[DATASET RECORDS — start]

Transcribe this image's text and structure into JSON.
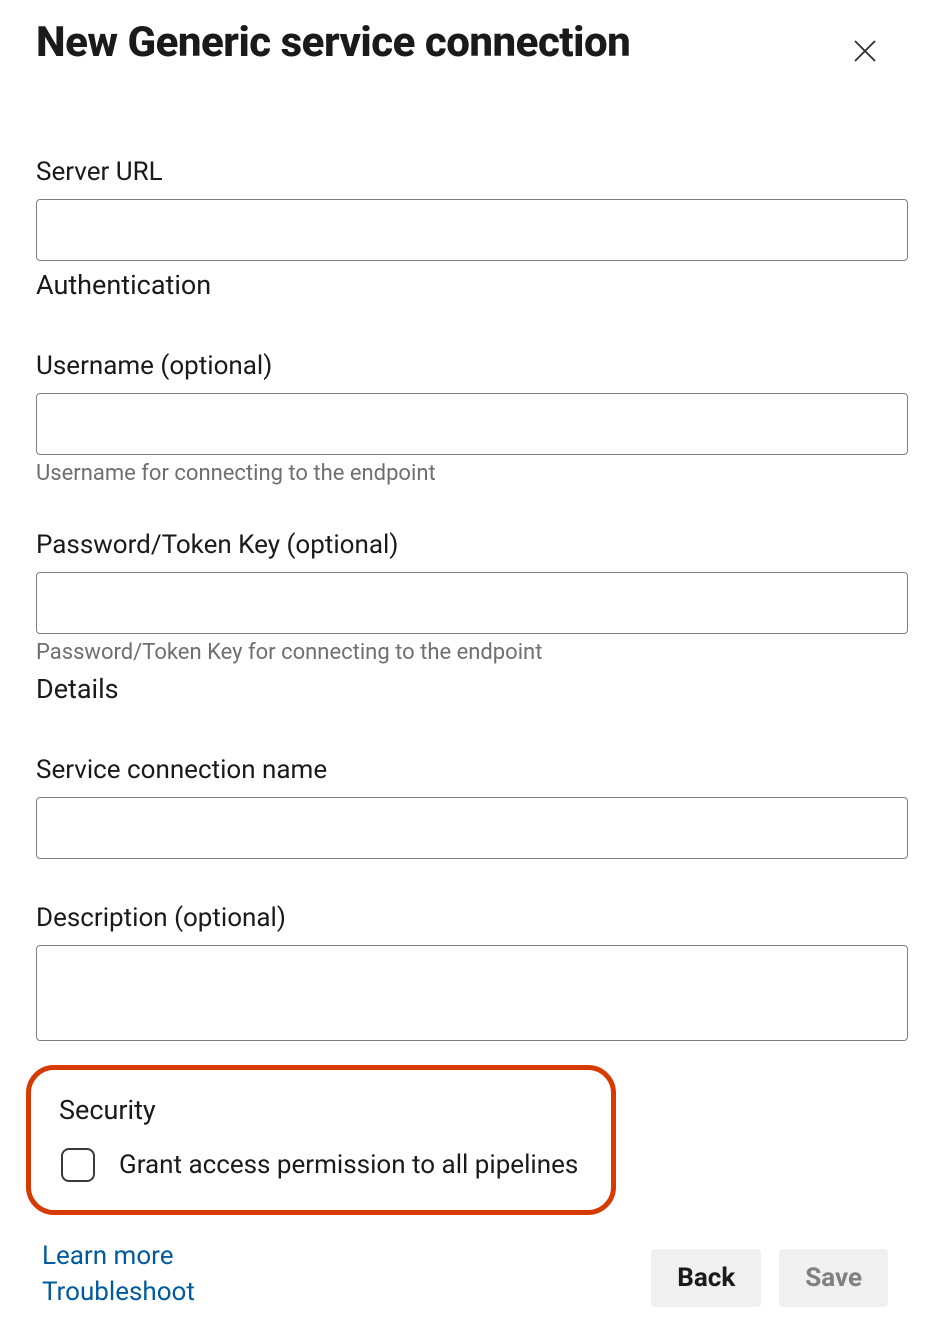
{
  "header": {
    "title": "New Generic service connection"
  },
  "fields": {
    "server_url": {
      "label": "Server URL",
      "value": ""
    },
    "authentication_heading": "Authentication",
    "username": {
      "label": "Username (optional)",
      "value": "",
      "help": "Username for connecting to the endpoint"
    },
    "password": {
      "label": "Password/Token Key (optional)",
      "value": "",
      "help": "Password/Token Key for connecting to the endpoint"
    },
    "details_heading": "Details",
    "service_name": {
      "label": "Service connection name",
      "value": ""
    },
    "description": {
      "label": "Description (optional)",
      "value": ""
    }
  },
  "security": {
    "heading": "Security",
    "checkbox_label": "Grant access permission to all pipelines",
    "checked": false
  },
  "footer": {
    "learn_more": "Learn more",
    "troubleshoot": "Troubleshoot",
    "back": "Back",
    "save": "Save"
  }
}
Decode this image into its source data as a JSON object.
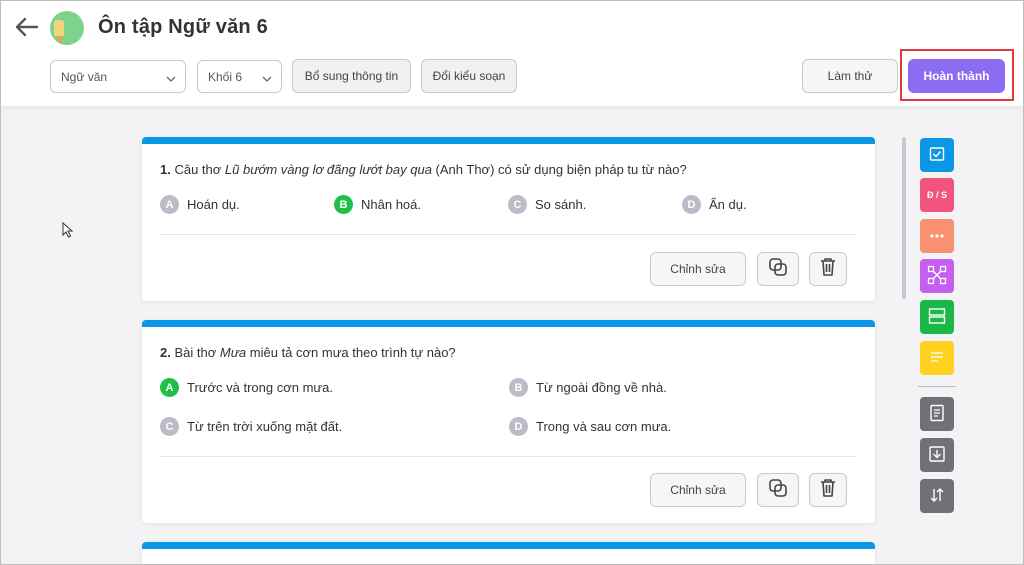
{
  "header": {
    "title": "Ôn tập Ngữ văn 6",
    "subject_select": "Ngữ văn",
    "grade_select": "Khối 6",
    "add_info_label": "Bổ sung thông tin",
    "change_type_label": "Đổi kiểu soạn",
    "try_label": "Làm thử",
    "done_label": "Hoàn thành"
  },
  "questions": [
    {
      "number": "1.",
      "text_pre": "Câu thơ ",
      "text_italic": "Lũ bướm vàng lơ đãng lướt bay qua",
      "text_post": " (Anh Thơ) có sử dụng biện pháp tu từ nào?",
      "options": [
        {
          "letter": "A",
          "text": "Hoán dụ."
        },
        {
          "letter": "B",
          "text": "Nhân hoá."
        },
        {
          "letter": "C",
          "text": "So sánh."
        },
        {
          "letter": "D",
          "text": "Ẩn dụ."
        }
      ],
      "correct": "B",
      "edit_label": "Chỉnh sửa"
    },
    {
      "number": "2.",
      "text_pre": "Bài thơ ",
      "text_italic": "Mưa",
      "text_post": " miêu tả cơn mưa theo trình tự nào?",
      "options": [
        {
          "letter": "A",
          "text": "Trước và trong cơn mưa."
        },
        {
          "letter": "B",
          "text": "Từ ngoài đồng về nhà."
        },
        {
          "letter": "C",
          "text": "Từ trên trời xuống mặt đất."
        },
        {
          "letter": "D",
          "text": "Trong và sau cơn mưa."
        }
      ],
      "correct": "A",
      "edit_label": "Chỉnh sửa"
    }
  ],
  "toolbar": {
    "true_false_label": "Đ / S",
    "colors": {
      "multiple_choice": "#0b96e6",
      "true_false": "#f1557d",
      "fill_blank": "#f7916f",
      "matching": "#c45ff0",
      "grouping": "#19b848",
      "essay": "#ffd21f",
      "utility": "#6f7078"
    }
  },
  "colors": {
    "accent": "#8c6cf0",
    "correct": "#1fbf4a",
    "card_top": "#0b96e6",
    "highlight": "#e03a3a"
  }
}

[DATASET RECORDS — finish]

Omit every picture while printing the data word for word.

## SOLUTION FOR THIS EXERCISE
Transcribe this image's text and structure into JSON.
{
  "header": {
    "title": "New Generic service connection"
  },
  "fields": {
    "server_url": {
      "label": "Server URL",
      "value": ""
    },
    "authentication_heading": "Authentication",
    "username": {
      "label": "Username (optional)",
      "value": "",
      "help": "Username for connecting to the endpoint"
    },
    "password": {
      "label": "Password/Token Key (optional)",
      "value": "",
      "help": "Password/Token Key for connecting to the endpoint"
    },
    "details_heading": "Details",
    "service_name": {
      "label": "Service connection name",
      "value": ""
    },
    "description": {
      "label": "Description (optional)",
      "value": ""
    }
  },
  "security": {
    "heading": "Security",
    "checkbox_label": "Grant access permission to all pipelines",
    "checked": false
  },
  "footer": {
    "learn_more": "Learn more",
    "troubleshoot": "Troubleshoot",
    "back": "Back",
    "save": "Save"
  }
}
Decode this image into its source data as a JSON object.
{
  "header": {
    "title": "Ôn tập Ngữ văn 6",
    "subject_select": "Ngữ văn",
    "grade_select": "Khối 6",
    "add_info_label": "Bổ sung thông tin",
    "change_type_label": "Đổi kiểu soạn",
    "try_label": "Làm thử",
    "done_label": "Hoàn thành"
  },
  "questions": [
    {
      "number": "1.",
      "text_pre": "Câu thơ ",
      "text_italic": "Lũ bướm vàng lơ đãng lướt bay qua",
      "text_post": " (Anh Thơ) có sử dụng biện pháp tu từ nào?",
      "options": [
        {
          "letter": "A",
          "text": "Hoán dụ."
        },
        {
          "letter": "B",
          "text": "Nhân hoá."
        },
        {
          "letter": "C",
          "text": "So sánh."
        },
        {
          "letter": "D",
          "text": "Ẩn dụ."
        }
      ],
      "correct": "B",
      "edit_label": "Chỉnh sửa"
    },
    {
      "number": "2.",
      "text_pre": "Bài thơ ",
      "text_italic": "Mưa",
      "text_post": " miêu tả cơn mưa theo trình tự nào?",
      "options": [
        {
          "letter": "A",
          "text": "Trước và trong cơn mưa."
        },
        {
          "letter": "B",
          "text": "Từ ngoài đồng về nhà."
        },
        {
          "letter": "C",
          "text": "Từ trên trời xuống mặt đất."
        },
        {
          "letter": "D",
          "text": "Trong và sau cơn mưa."
        }
      ],
      "correct": "A",
      "edit_label": "Chỉnh sửa"
    }
  ],
  "toolbar": {
    "true_false_label": "Đ / S",
    "colors": {
      "multiple_choice": "#0b96e6",
      "true_false": "#f1557d",
      "fill_blank": "#f7916f",
      "matching": "#c45ff0",
      "grouping": "#19b848",
      "essay": "#ffd21f",
      "utility": "#6f7078"
    }
  },
  "colors": {
    "accent": "#8c6cf0",
    "correct": "#1fbf4a",
    "card_top": "#0b96e6",
    "highlight": "#e03a3a"
  }
}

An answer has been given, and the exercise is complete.